  16. Assessment of Nanofluids for HEV Cooling Applications | Department of

    Office of Energy Efficiency and Renewable Energy (EERE) Indexed Site

    Energy Nanofluids for HEV Cooling Applications Assessment of Nanofluids for HEV Cooling Applications 2011 DOE Hydrogen and Fuel Cells Program, and Vehicle Technologies Program Annual Merit Review and Peer Evaluation PDF icon pm042_routbort_2011_p.pdf More Documents & Publications Development of Nanofluids for Cooling Power Electronics for Hybrid Electric Vehicles Vehicle Technologies Office Merit Review 2014: Thermal Control of Power Electronics of Electric Vehicles with Small Channel

  17. Water Cooled Mirror Design

    SciTech Connect (OSTI)

    Dale, Gregory E.; Holloway, Michael Andrew; Pulliam, Elias Noel

    2015-03-30

    This design is intended to replace the current mirror setup being used for the NorthStar Moly 99 project in order to monitor the target coupon. The existing setup has limited movement for camera alignment and is difficult to align properly. This proposed conceptual design for a water cooled mirror will allow for greater thermal transfer between the mirror and the water block. It will also improve positioning of the mirror by using flexible vacuum hosing and a ball head joint capable of a wide range of motion. Incorporating this design into the target monitoring system will provide more efficient cooling of the mirror which will improve the amount of diffraction caused by the heating of the mirror.
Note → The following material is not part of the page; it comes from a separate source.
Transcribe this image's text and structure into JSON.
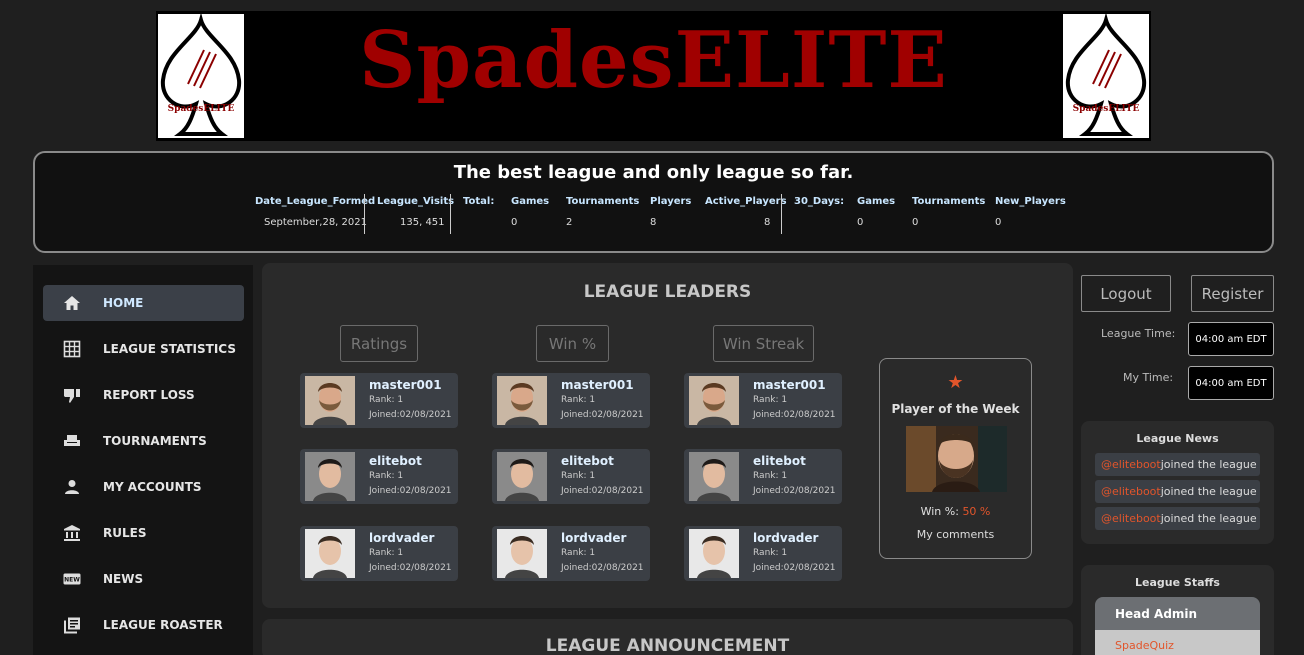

The process of aligning the mirror for accurate position will be greatly improved by increasing the range of motion by offering six degrees of freedom.

  18. Technical Evaluation of Side Stream Filtration for Cooling Towers
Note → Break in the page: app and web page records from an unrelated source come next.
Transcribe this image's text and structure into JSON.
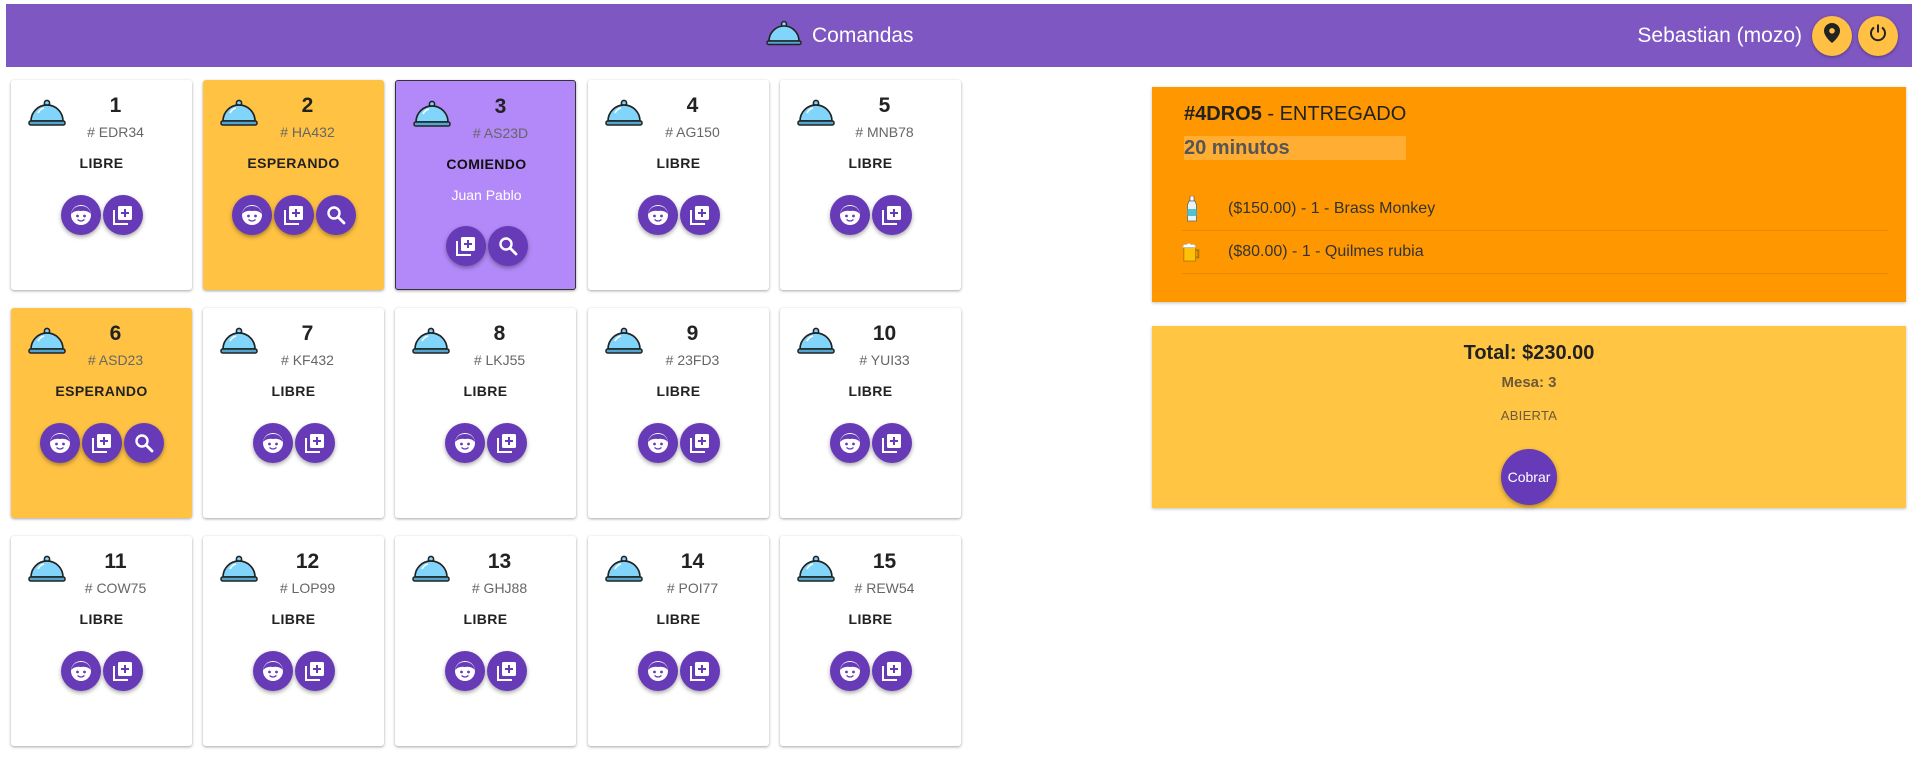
{
  "header": {
    "title": "Comandas",
    "user": "Sebastian (mozo)",
    "icons": [
      "cloche-icon",
      "location-pin-icon",
      "power-icon"
    ],
    "color": "#7e57c2",
    "button_color": "#ffc043"
  },
  "tables": [
    {
      "number": "1",
      "code": "# EDR34",
      "status": "LIBRE",
      "person": "",
      "actions": [
        "face",
        "add"
      ]
    },
    {
      "number": "2",
      "code": "# HA432",
      "status": "ESPERANDO",
      "person": "",
      "actions": [
        "face",
        "add",
        "search"
      ]
    },
    {
      "number": "3",
      "code": "# AS23D",
      "status": "COMIENDO",
      "person": "Juan Pablo",
      "actions": [
        "add",
        "search"
      ]
    },
    {
      "number": "4",
      "code": "# AG150",
      "status": "LIBRE",
      "person": "",
      "actions": [
        "face",
        "add"
      ]
    },
    {
      "number": "5",
      "code": "# MNB78",
      "status": "LIBRE",
      "person": "",
      "actions": [
        "face",
        "add"
      ]
    },
    {
      "number": "6",
      "code": "# ASD23",
      "status": "ESPERANDO",
      "person": "",
      "actions": [
        "face",
        "add",
        "search"
      ]
    },
    {
      "number": "7",
      "code": "# KF432",
      "status": "LIBRE",
      "person": "",
      "actions": [
        "face",
        "add"
      ]
    },
    {
      "number": "8",
      "code": "# LKJ55",
      "status": "LIBRE",
      "person": "",
      "actions": [
        "face",
        "add"
      ]
    },
    {
      "number": "9",
      "code": "# 23FD3",
      "status": "LIBRE",
      "person": "",
      "actions": [
        "face",
        "add"
      ]
    },
    {
      "number": "10",
      "code": "# YUI33",
      "status": "LIBRE",
      "person": "",
      "actions": [
        "face",
        "add"
      ]
    },
    {
      "number": "11",
      "code": "# COW75",
      "status": "LIBRE",
      "person": "",
      "actions": [
        "face",
        "add"
      ]
    },
    {
      "number": "12",
      "code": "# LOP99",
      "status": "LIBRE",
      "person": "",
      "actions": [
        "face",
        "add"
      ]
    },
    {
      "number": "13",
      "code": "# GHJ88",
      "status": "LIBRE",
      "person": "",
      "actions": [
        "face",
        "add"
      ]
    },
    {
      "number": "14",
      "code": "# POI77",
      "status": "LIBRE",
      "person": "",
      "actions": [
        "face",
        "add"
      ]
    },
    {
      "number": "15",
      "code": "# REW54",
      "status": "LIBRE",
      "person": "",
      "actions": [
        "face",
        "add"
      ]
    }
  ],
  "order": {
    "id": "#4DRO5",
    "separator": " - ",
    "status": "ENTREGADO",
    "time": "20 minutos",
    "items": [
      {
        "icon": "bottle-icon",
        "text": "($150.00) - 1 - Brass Monkey"
      },
      {
        "icon": "beer-mug-icon",
        "text": "($80.00) - 1 - Quilmes rubia"
      }
    ],
    "color": "#ff9800"
  },
  "summary": {
    "total": "Total: $230.00",
    "mesa": "Mesa: 3",
    "status": "ABIERTA",
    "pay_button": "Cobrar",
    "color": "#ffc543"
  },
  "colors": {
    "libre": "#ffffff",
    "esperando": "#ffc243",
    "comiendo": "#b388f8",
    "fab": "#673ab7",
    "tray": "#81d4fa"
  }
}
    SciTech Connect (OSTI)

    2012-10-01

    Cooling towers are an integral component of many refrigeration systems, providing comfort or process cooling across a broad range of applications. Cooling towers represent the point in a cooling system where heat is dissipated to the atmosphere through evaporation. Cooling towers are commonly used in industrial applications and in large commercial buildings to release waste heat extracted from a process or building system through evaporation of water.
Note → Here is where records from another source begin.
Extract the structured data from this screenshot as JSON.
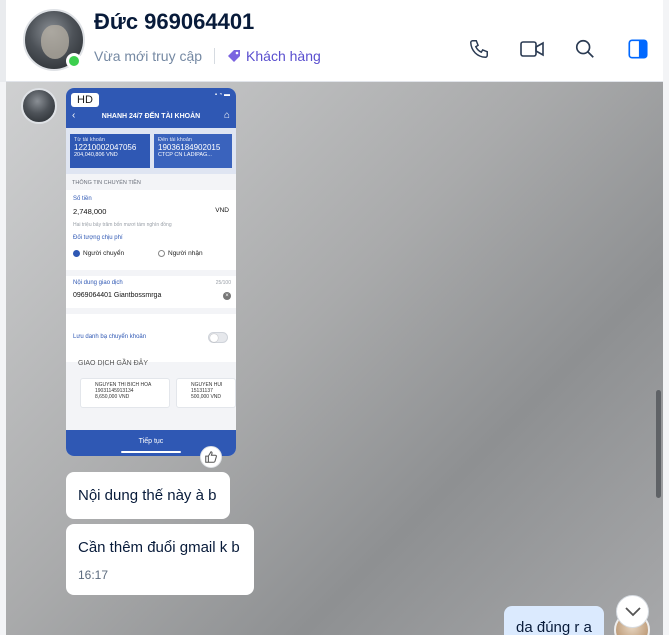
{
  "header": {
    "contact_name": "Đức 969064401",
    "status": "Vừa mới truy cập",
    "tag": "Khách hàng",
    "tag_color": "#5a4fcf",
    "icons": [
      "phone-icon",
      "video-call-icon",
      "search-icon",
      "sidebar-toggle-icon"
    ]
  },
  "image_message": {
    "hd_badge": "HD",
    "screen_title": "NHANH 24/7 ĐẾN TÀI KHOẢN",
    "status_bar": "▪ ◔ ▬",
    "from_label": "Từ tài khoản",
    "from_account": "12210002047056",
    "from_balance": "204,040,806 VND",
    "to_label": "Đến tài khoản",
    "to_account": "19036184902015",
    "to_name": "CTCP CN LADIPAG...",
    "section_info": "THÔNG TIN CHUYỂN TIỀN",
    "amount_label": "Số tiền",
    "amount": "2,748,000",
    "currency": "VND",
    "amount_words": "Hai triệu bảy trăm bốn mươi tám nghìn đồng",
    "fee_label": "Đối tượng chịu phí",
    "fee_sender": "Người chuyển",
    "fee_receiver": "Người nhận",
    "content_label": "Nội dung giao dịch",
    "content_counter": "25/100",
    "content": "0969064401 Giantbossmrga",
    "save_beneficiary": "Lưu danh bạ chuyển khoản",
    "recent_title": "GIAO DỊCH GẦN ĐÂY",
    "recent": [
      {
        "name": "NGUYEN THI BICH HOA",
        "account": "19031145913134",
        "amount": "8,650,000 VND"
      },
      {
        "name": "NGUYEN HUI",
        "account": "15131137",
        "amount": "500,000 VND"
      }
    ],
    "continue_button": "Tiếp tục"
  },
  "messages": {
    "m1": "Nội dung thế này à b",
    "m2": "Cần thêm đuổi gmail k b",
    "m2_time": "16:17",
    "m3": "da đúng r a"
  }
}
  19. Method and system for determining the torque required to launch a vehicle having a hybrid drive-train

    DOE Patents [OSTI]

    Hughes, Douglas A.

    2006-04-04

    A method and system are provided for determining the torque required to launch a vehicle having a hybrid drive-train that includes at least two independently operable prime movers. The method includes the steps of determining the value of at least one control parameter indicative of a vehicle operating condition, determining the torque required to launch the vehicle from the at least one determined control parameter, comparing the torque available from the prime movers to the torque required to launch the vehicle, and controlling operation of the prime movers to launch the vehicle in response to the comparing step. The system of the present invention includes a control unit configured to perform the steps of the method outlined above.

  20. 2011 Annual Merit Review Results Report - Hybrid and Vehicle...

    Office of Energy Efficiency and Renewable Energy (EERE) Indexed Site

    1 Annual Merit Review Results Report - Hybrid and Vehicle Systems Technologies 2011 Annual Merit Review Results Report - Hybrid and Vehicle Systems Technologies Merit review of DOE...